“Fixing” College Costs

With Obama’s efforts to address the cost of college comes an Associated Press article that asks the interesting question “Can Washington fix what ails American higher ed?” Well, maybe.

According to the article by Justin Pope:

At a meeting with college leaders this week, President Barack Obama was looking for ideas. Amid record budget deficits, can Washington actually do anything to help make American colleges less expensive and more productive?

Where you stand depends on where you think the cause lies — with inexorable economic forces that make it virtually inevitable college costs will rise faster than inflation, or with inefficiencies and shortcomings in higher education itself that government policy could help correct.
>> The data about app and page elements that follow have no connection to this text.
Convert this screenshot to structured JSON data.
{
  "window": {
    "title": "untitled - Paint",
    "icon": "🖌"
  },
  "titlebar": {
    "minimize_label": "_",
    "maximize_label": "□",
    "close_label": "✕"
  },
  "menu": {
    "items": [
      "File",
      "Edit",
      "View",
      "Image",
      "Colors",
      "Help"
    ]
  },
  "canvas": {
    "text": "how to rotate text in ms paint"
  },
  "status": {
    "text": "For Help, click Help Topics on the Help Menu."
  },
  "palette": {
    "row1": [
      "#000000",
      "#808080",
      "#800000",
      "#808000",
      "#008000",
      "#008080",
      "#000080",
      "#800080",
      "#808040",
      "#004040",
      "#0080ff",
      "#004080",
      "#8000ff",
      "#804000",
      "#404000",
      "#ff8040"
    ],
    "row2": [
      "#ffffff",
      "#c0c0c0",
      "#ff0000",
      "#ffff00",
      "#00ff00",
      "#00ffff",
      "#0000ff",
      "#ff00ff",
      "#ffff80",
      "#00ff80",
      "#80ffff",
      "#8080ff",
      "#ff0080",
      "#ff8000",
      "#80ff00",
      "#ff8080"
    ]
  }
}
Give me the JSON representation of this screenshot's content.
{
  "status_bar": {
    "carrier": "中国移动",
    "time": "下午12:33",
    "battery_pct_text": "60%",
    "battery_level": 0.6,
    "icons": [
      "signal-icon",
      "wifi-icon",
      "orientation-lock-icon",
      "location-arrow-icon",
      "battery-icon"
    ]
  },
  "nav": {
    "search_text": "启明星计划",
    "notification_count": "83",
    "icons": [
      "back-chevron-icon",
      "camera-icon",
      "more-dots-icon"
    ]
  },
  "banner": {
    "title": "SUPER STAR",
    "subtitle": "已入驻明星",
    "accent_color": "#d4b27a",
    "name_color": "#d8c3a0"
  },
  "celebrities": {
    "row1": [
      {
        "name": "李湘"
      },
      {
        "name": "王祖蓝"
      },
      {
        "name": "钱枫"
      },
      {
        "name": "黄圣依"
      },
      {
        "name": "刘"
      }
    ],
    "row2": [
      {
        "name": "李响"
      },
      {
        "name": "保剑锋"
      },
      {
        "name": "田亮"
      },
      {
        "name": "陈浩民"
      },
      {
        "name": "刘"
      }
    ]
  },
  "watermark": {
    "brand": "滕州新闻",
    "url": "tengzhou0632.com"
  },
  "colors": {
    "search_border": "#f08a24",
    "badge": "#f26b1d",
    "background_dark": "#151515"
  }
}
Of course Washington can’t fix “what ails American higher ed” in any large-scale sense; the federal government doesn’t have any control over American colleges, aside from the limited pressure it can exert through Pell Grants and federal student loans. It might be able to fix something, however.

I’ve argued before that these “inexorable economic forces” are partially a result of the way we fund higher education in the United States. Because Americans pay for college using extensive personal loans, colleges don’t currently have much incentive to reduce the cost to students. This is something Washington might be able to change.

Perhaps Washington can’t “fix” the problem, but it might be able to move the discussion in the right direction.

Daniel Luzer

Daniel Luzer is the news editor at Governing Magazine and former web editor of the Washington Monthly. Find him on Twitter: @Daniel_Luzer